Your instructions ▸
Give back each line of the listing below that contains the string "Corp".

Record set ▸
* * * * * * * * *
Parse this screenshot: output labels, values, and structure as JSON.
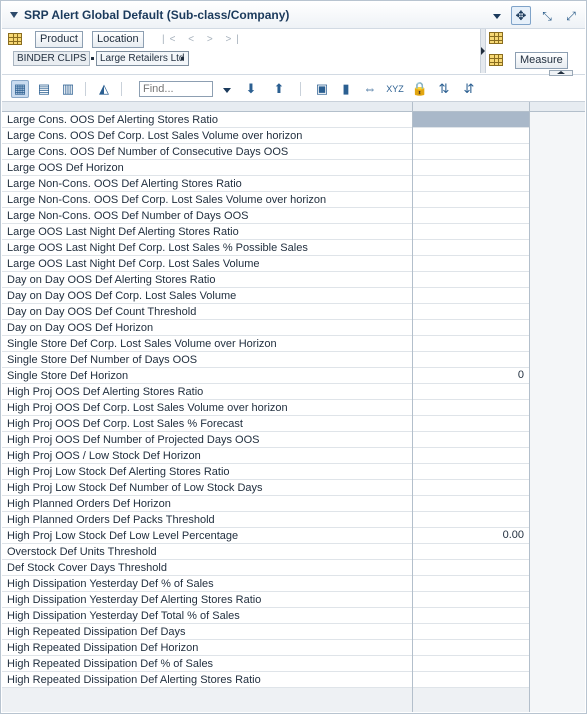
{
  "window": {
    "title": "SRP Alert Global Default (Sub-class/Company)",
    "icons": [
      "collapse-icon",
      "menu-icon",
      "move-icon",
      "shrink-icon",
      "maximize-icon"
    ]
  },
  "pivot": {
    "row_buttons": {
      "product": "Product",
      "location": "Location"
    },
    "members": {
      "product": "BINDER CLIPS",
      "location": "Large Retailers Ltd"
    },
    "measure_button": "Measure"
  },
  "toolbar": {
    "find_placeholder": "Find...",
    "tools": [
      "grid-view-icon",
      "chart-grid-icon",
      "chart-icon",
      "area-chart-icon",
      "find-icon",
      "move-down-icon",
      "move-up-icon",
      "spreadsheet-icon",
      "highlight-icon",
      "expand-icon",
      "xyz-icon",
      "lock-icon",
      "sort-ascending-icon",
      "sort-descending-icon"
    ]
  },
  "grid": {
    "rows": [
      {
        "label": "Large Cons. OOS Def Alerting Stores Ratio",
        "value": ""
      },
      {
        "label": "Large Cons. OOS Def Corp. Lost Sales Volume over horizon",
        "value": ""
      },
      {
        "label": "Large Cons. OOS Def Number of Consecutive Days OOS",
        "value": ""
      },
      {
        "label": "Large OOS Def Horizon",
        "value": ""
      },
      {
        "label": "Large Non-Cons. OOS Def Alerting Stores Ratio",
        "value": ""
      },
      {
        "label": "Large Non-Cons. OOS Def Corp. Lost Sales Volume over horizon",
        "value": ""
      },
      {
        "label": "Large Non-Cons. OOS Def Number of Days OOS",
        "value": ""
      },
      {
        "label": "Large OOS Last Night Def Alerting Stores Ratio",
        "value": ""
      },
      {
        "label": "Large OOS Last Night Def Corp. Lost Sales % Possible Sales",
        "value": ""
      },
      {
        "label": "Large OOS Last Night Def Corp. Lost Sales Volume",
        "value": ""
      },
      {
        "label": "Day on Day OOS Def Alerting Stores Ratio",
        "value": ""
      },
      {
        "label": "Day on Day OOS Def Corp. Lost Sales Volume",
        "value": ""
      },
      {
        "label": "Day on Day OOS Def Count Threshold",
        "value": ""
      },
      {
        "label": "Day on Day OOS Def Horizon",
        "value": ""
      },
      {
        "label": "Single Store Def Corp. Lost Sales Volume over Horizon",
        "value": ""
      },
      {
        "label": "Single Store Def Number of Days OOS",
        "value": ""
      },
      {
        "label": "Single Store Def Horizon",
        "value": "0"
      },
      {
        "label": "High Proj OOS Def Alerting Stores Ratio",
        "value": ""
      },
      {
        "label": "High Proj OOS Def Corp. Lost Sales Volume over horizon",
        "value": ""
      },
      {
        "label": "High Proj OOS Def Corp. Lost Sales % Forecast",
        "value": ""
      },
      {
        "label": "High Proj OOS Def Number of Projected Days OOS",
        "value": ""
      },
      {
        "label": "High Proj OOS / Low Stock Def Horizon",
        "value": ""
      },
      {
        "label": "High Proj Low Stock Def Alerting Stores Ratio",
        "value": ""
      },
      {
        "label": "High Proj Low Stock Def Number of Low Stock Days",
        "value": ""
      },
      {
        "label": "High Planned Orders Def Horizon",
        "value": ""
      },
      {
        "label": "High Planned Orders Def Packs Threshold",
        "value": ""
      },
      {
        "label": "High Proj Low Stock Def Low Level Percentage",
        "value": "0.00"
      },
      {
        "label": "Overstock Def Units Threshold",
        "value": ""
      },
      {
        "label": "Def Stock Cover Days Threshold",
        "value": ""
      },
      {
        "label": "High Dissipation Yesterday Def % of Sales",
        "value": ""
      },
      {
        "label": "High Dissipation Yesterday Def Alerting Stores Ratio",
        "value": ""
      },
      {
        "label": "High Dissipation Yesterday Def Total % of Sales",
        "value": ""
      },
      {
        "label": "High Repeated Dissipation Def Days",
        "value": ""
      },
      {
        "label": "High Repeated Dissipation Def Horizon",
        "value": ""
      },
      {
        "label": "High Repeated Dissipation Def % of Sales",
        "value": ""
      },
      {
        "label": "High Repeated Dissipation Def Alerting Stores Ratio",
        "value": ""
      }
    ]
  }
}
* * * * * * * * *
Task answer ▸
        "label": "Large Cons. OOS Def Corp. Lost Sales Volume over horizon",
        "label": "Large Non-Cons. OOS Def Corp. Lost Sales Volume over horizon",
        "label": "Large OOS Last Night Def Corp. Lost Sales % Possible Sales",
        "label": "Large OOS Last Night Def Corp. Lost Sales Volume",
        "label": "Day on Day OOS Def Corp. Lost Sales Volume",
        "label": "Single Store Def Corp. Lost Sales Volume over Horizon",
        "label": "High Proj OOS Def Corp. Lost Sales Volume over horizon",
        "label": "High Proj OOS Def Corp. Lost Sales % Forecast",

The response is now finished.